*PROBLEM DESCRIPTION:* Reproduce the data that follows character for character, but omit its pictures.

[RECORDS FOR THIS EXERCISE — start]

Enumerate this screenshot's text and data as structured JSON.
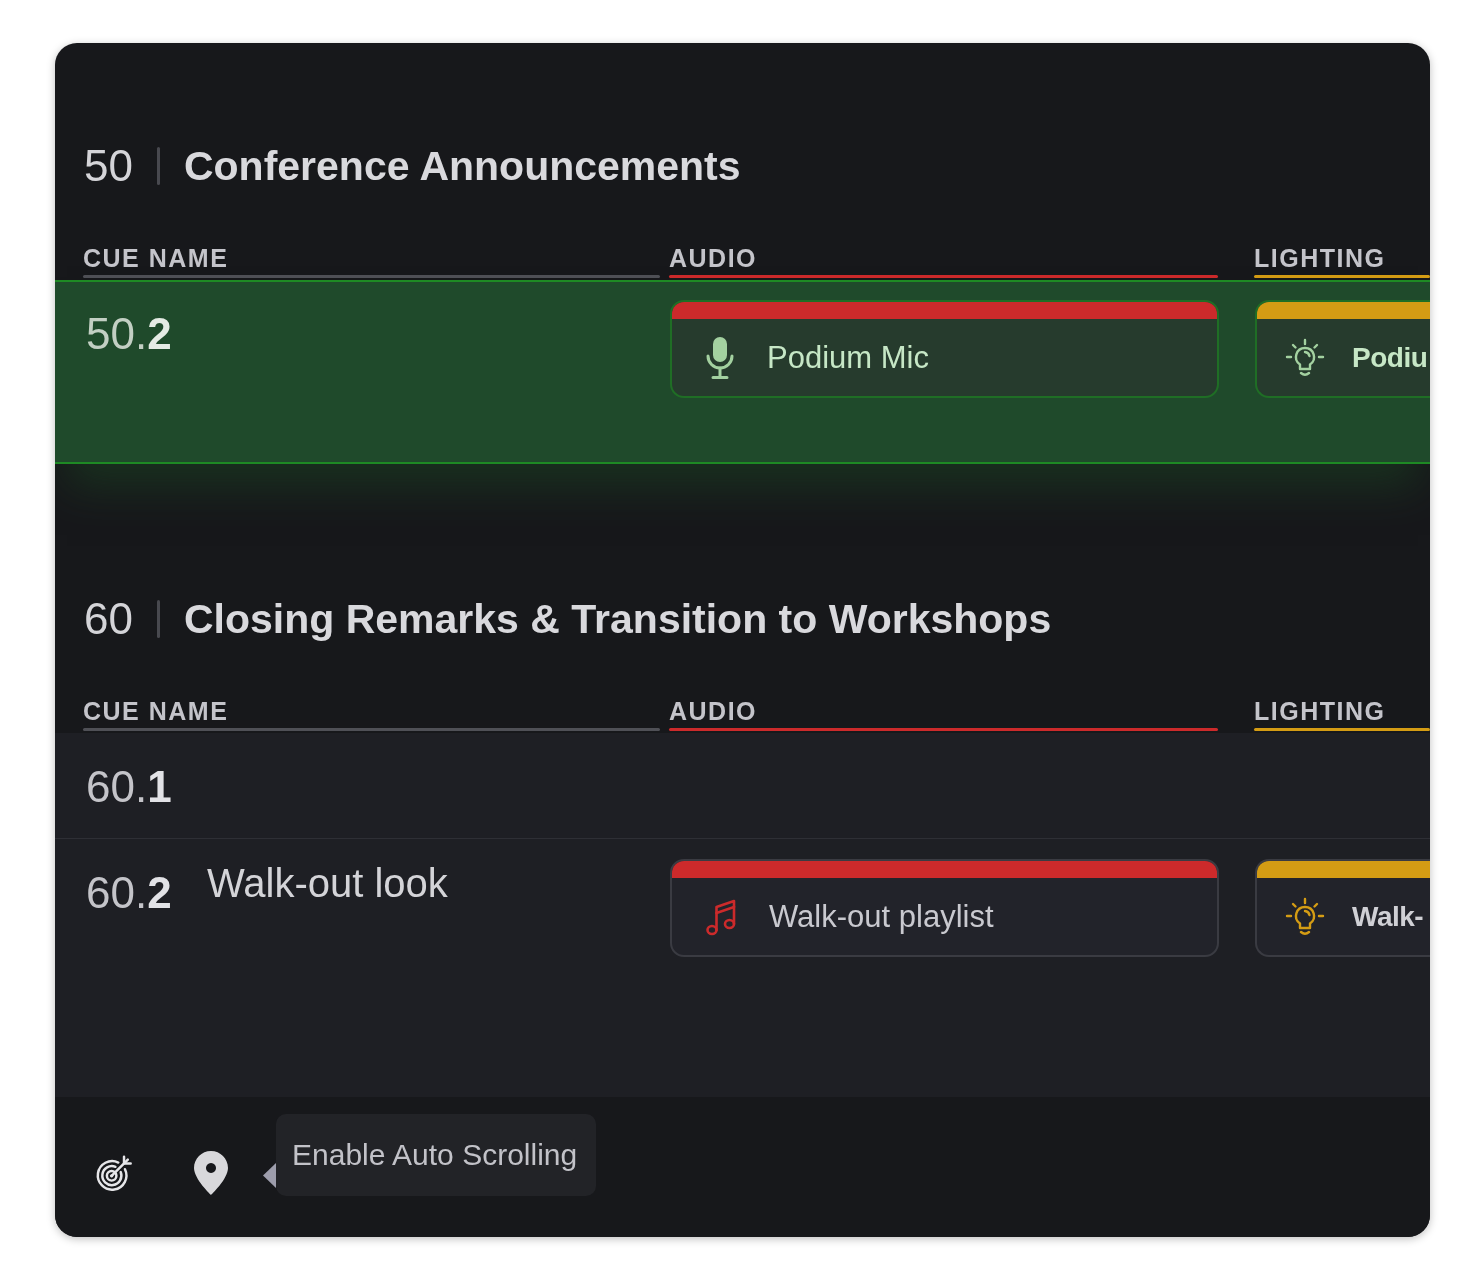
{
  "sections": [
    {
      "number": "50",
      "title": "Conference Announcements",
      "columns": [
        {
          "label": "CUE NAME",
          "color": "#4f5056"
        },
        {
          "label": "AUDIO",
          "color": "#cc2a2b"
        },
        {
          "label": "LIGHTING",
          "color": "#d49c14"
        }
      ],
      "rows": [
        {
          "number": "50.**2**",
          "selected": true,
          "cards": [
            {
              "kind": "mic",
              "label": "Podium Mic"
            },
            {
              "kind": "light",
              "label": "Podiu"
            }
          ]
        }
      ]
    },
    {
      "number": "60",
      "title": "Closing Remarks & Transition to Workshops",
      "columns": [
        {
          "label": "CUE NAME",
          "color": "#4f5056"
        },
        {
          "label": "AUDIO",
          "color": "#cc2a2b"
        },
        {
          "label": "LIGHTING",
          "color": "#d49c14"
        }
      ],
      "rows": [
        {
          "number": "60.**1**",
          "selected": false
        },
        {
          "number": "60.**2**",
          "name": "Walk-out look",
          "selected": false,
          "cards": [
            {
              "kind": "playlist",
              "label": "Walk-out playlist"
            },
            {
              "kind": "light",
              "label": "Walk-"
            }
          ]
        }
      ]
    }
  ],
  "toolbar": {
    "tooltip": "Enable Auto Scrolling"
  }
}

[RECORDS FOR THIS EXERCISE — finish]

*COMPLETED EXERCISE:*
Enumerate this screenshot's text and data as structured JSON.
{
  "sections": [
    {
      "number": "50",
      "title": "Conference Announcements",
      "columns": [
        {
          "label": "CUE NAME",
          "color": "#4f5056"
        },
        {
          "label": "AUDIO",
          "color": "#cc2a2b"
        },
        {
          "label": "LIGHTING",
          "color": "#d49c14"
        }
      ],
      "rows": [
        {
          "number": "50.**2**",
          "selected": true,
          "cards": [
            {
              "kind": "mic",
              "label": "Podium Mic"
            },
            {
              "kind": "light",
              "label": "Podiu"
            }
          ]
        }
      ]
    },
    {
      "number": "60",
      "title": "Closing Remarks & Transition to Workshops",
      "columns": [
        {
          "label": "CUE NAME",
          "color": "#4f5056"
        },
        {
          "label": "AUDIO",
          "color": "#cc2a2b"
        },
        {
          "label": "LIGHTING",
          "color": "#d49c14"
        }
      ],
      "rows": [
        {
          "number": "60.**1**",
          "selected": false
        },
        {
          "number": "60.**2**",
          "name": "Walk-out look",
          "selected": false,
          "cards": [
            {
              "kind": "playlist",
              "label": "Walk-out playlist"
            },
            {
              "kind": "light",
              "label": "Walk-"
            }
          ]
        }
      ]
    }
  ],
  "toolbar": {
    "tooltip": "Enable Auto Scrolling"
  }
}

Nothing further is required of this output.